If a customer who pays by credit card places the transaction in "dispute" with their credit card company, you will need to work out the problem that caused them to stop payment. This may be as simple as they do not recognize your business name on their credit card statement. If there is another problem, address that problem with the customer. The credit card merchant will mail you a form to complete to address and settle the dispute.
If you are expecting payment from your customer for an order made with a purchase order and have extended Net 30 terms, contact the customer to find out why you are not being paid. Most times, it is a bureaucratic "red tape" problem within the organization. Simply track down the responsible party in the organization and continue to follow-up with them until payment is received. It's important to be persistent and business-like when working to obtain your money for net term payments–as the longer you wait, the more difficult it can become to get your money.

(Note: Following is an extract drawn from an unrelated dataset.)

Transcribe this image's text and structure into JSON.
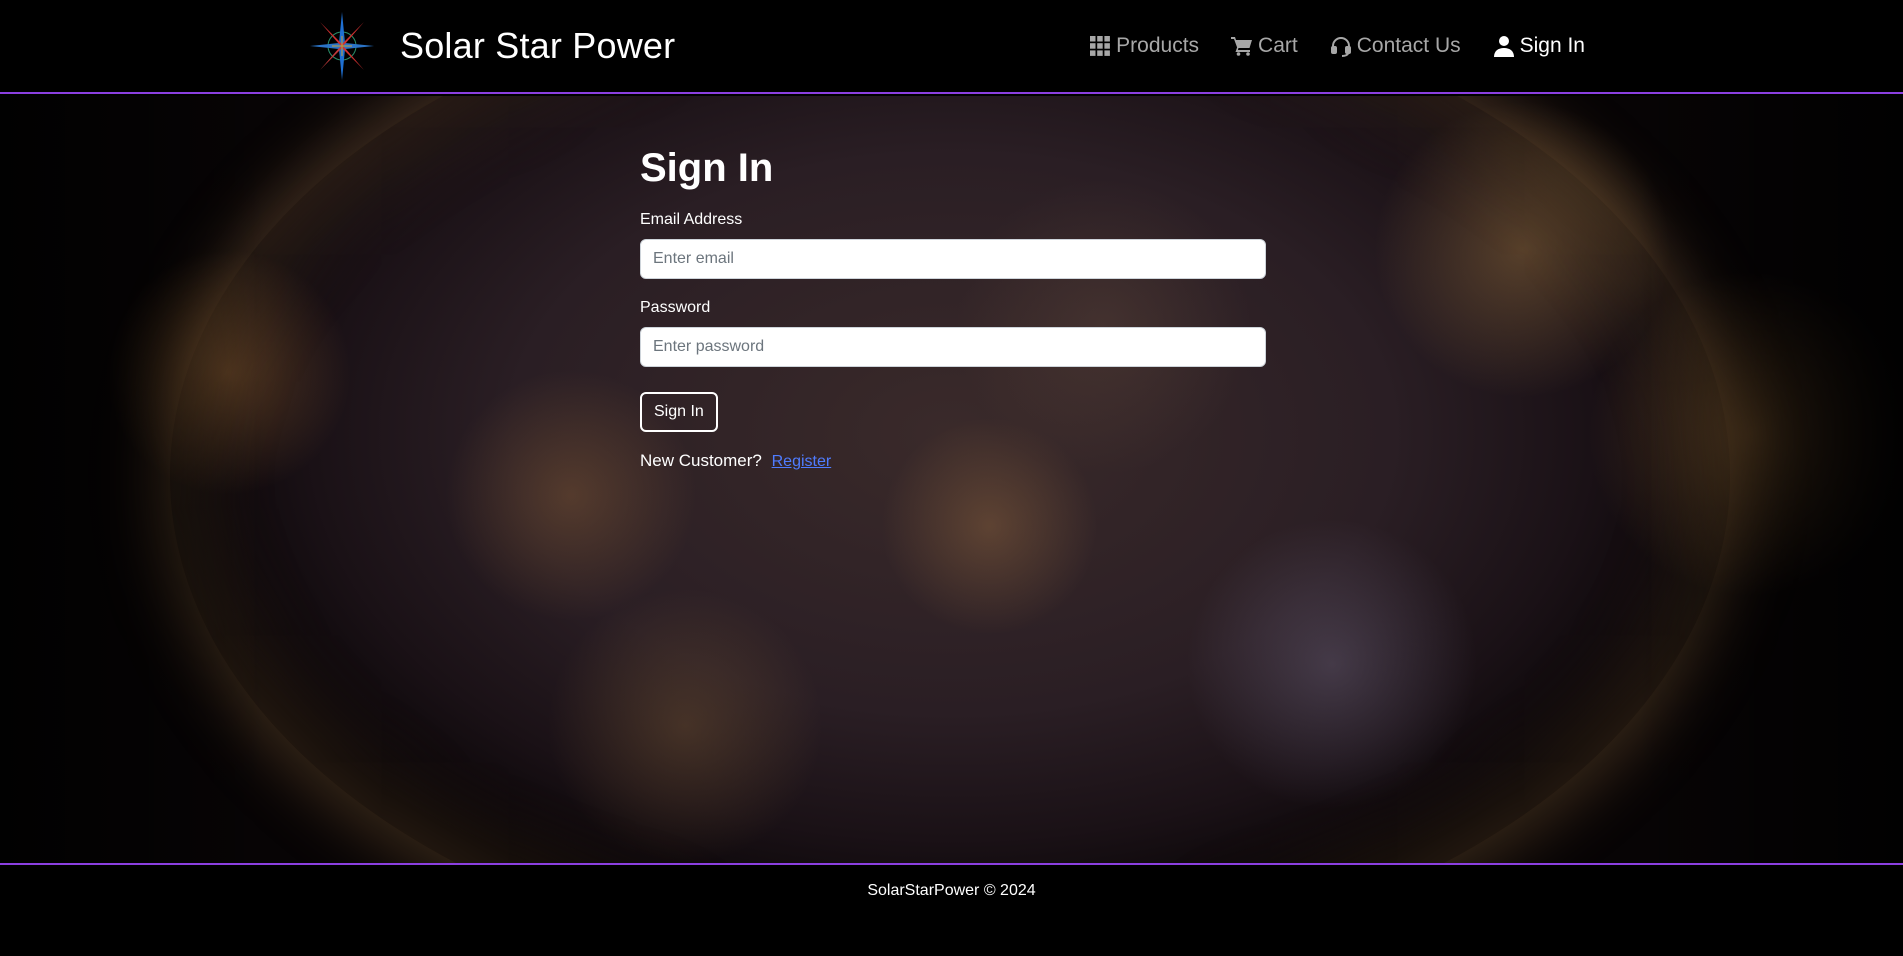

Bad checks or NSF checks are often considered criminal offenses and can be taken care of through small claims court.
Contact your local district judge or local authorities to see how to handle this. In the instances when it is obvious that you are being given "the run-around" and not going to be paid, you will have to take stronger measures. For information on how to deal with customers who just will not pay, check out the article on "Dealing With Deadbeats."
Getting paid for the work that you do is probably the most important part of being in business. While the problems of collecting money may not be the most glamorous part of a t-shirt printer's operation, it is what keeps the business afloat.
You can not remain in business if you do not get paid. After all, it has already cost you money because you bought the shirts from your blanks vendor and printed them. And you certainly do not want to be stuck with a box of shirts with someone else's company name or message.
ASPA Staff and others